Mudiay is putting up the best numbers of his career. He's trimmed his turnovers despite handling the ball more frequently and is scoring at a more efficient rate. There's a reason the Knicks have been 1.7 points per 100 possessions better with him on the floor, according to NBA.com.
Forty-one percent of his shots have come at the rim this season, a mark that places him in the 85th percentile among point guards, according to Cleaning the Glass. He has an uncanny ability to knife his way into the paint.
The problem is what he does upon getting there. He's finished just 55 percent of his looks at the rim, a way-below-average mark. There's an argument to be made that the frequency with which Mudiay gets to the basket makes up for his struggles finishing in the paint. It can create better looks for others, keep a defense honest, and the math can start to tilt in the Knicks' favor as the number of attempts increase.
He hasn't reached that point. Mudiay hasn't quite figured out the nuances of attacking the hoop. Too many of his drives end with sloppy turnovers or off-balance heaves, which kills New York on the other end. The Knicks have surrendered 13.9 fast-break points per 100 possessions when he plays compared to 10.6 when he sits, per NBA.com. That's the largest drop-off on the team.
There's a belief around the league that Mudiay's numbers are mostly inflated. Empty numbers on a bad team. Like Vonleh, Mudiay will also be a free agent this summer. His cap hold is $12.9 million, a ridiculous number the Knicks will certainly renounce.
The good news is they might be able to get him back on another cheap deal next season. When asked what they thought his market would be this summer, multiple personnel men from opposing teams brought up Elfrid Payton, a 2014 lottery pick who was forced to settle for a one-year, $3 million deal this summer.
Still, it's been strange seeing the Knicks pump up Mudiay compared to how they've yanked Frank Ntilikina in and out of the rotation. Ntilikina, last year's first-round pick and just 20 years old, is already the Knicks' best perimeter defender. Yeah, he remains too timid on offense. His jumper remains flat. His 30.2 percent rate on three-pointers is a problem.
But solid 6'6" defenders aren't easy to find, and every roster needs players willing and comfortable in not being the No. 1 option, especially ones building around two scorers in Kristaps Porzingis and Kevin Knox and hoping to lure a third.
Because as much as the Knicks like to tout their player-development program—and again, they do deserve credit here—and as much as we like to analyze the performances of surprise rookies like Trier or reclamation projects like Mudiay, NBA success is determined by the top of the roster.
For the Knicks, that means nurturing Porzingis back to the floor. It means putting in the time to keep Knox from developing into a scorer who gives back even more points on defense (according to the metric defensive plus-minus, Knox is the fourth-worst defender in the NBA). It means making sure they remain in a position where they can nab a top pick in this year's draft.

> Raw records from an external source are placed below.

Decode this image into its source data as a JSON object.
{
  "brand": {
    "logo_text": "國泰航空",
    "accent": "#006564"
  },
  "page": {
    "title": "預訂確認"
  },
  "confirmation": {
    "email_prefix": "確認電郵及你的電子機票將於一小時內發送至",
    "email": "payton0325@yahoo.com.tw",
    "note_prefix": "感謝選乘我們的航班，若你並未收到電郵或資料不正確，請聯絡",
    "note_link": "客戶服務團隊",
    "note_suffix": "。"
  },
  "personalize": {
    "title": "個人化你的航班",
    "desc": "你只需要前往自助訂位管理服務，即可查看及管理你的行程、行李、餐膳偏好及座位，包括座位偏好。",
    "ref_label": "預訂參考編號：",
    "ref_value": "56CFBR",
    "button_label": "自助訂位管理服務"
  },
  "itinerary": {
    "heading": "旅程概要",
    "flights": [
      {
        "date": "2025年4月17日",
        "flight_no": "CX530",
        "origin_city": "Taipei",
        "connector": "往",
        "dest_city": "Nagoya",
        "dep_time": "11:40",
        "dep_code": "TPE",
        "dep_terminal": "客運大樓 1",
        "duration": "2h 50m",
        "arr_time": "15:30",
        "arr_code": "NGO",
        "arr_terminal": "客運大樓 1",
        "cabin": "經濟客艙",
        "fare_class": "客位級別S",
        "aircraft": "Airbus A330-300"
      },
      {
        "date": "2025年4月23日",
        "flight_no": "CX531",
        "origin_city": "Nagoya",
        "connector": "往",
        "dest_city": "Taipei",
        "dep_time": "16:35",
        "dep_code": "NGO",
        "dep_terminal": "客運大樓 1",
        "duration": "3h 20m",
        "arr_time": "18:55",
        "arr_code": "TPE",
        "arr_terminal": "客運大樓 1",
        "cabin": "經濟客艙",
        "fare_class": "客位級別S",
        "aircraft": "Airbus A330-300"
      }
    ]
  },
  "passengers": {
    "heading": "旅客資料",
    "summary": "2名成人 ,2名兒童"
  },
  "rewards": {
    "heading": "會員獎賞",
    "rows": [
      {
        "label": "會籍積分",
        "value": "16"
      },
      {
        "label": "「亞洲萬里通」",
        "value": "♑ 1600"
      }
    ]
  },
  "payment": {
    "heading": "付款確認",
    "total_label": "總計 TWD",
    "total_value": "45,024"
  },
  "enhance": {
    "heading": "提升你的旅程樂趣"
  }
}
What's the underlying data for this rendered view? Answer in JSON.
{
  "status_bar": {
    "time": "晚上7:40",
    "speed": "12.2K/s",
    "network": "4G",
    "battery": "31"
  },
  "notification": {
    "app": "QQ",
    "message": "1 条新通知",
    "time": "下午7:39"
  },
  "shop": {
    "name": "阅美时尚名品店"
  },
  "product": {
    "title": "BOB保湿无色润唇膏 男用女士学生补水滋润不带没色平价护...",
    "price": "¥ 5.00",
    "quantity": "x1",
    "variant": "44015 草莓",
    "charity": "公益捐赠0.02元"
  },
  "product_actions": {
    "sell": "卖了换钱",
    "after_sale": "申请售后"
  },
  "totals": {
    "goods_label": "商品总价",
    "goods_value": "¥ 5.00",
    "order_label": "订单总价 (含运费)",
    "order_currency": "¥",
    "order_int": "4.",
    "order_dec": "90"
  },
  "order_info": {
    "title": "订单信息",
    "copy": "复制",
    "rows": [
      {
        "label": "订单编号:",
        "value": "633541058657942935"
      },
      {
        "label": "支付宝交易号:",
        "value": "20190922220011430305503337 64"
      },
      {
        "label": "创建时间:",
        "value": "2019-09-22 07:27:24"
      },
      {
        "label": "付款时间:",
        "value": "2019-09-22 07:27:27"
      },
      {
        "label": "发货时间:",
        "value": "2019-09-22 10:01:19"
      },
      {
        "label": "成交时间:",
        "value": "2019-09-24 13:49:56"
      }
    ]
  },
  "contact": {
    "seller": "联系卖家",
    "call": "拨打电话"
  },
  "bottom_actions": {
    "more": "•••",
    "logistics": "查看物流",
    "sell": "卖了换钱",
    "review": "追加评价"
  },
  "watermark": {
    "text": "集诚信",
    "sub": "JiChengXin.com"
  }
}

It means Fizdale figuring out how to coach defense in a way that keeps the Knicks from continuing to operate as the league's second-worst unit. The talent might not be there, but the Knicks also rank toward the bottom of the league in surrendering both looks at the rim and from the corners. Those are the two shots every defense should be aiming to take away and two shots that can be limited with simple tweaks to a scheme.
There are a ton of rebuilding teams that would trade everything they have for a core of Porzingis, Knox and a 2019 lottery pick. The Knicks are on the right path. They deserve credit for that, no matter how much luck played into it. And goals like building a program are great. But it's also the sort of thing that usually follows winning—rare does it precipitate a turnaround.
So are the Knicks better off now than they were this time last year?
They're younger. There's less drama. Coaches and management appear to be on the same page. The answer is yes.
Does that mean they're on the path to being a contender?
That's a question for July.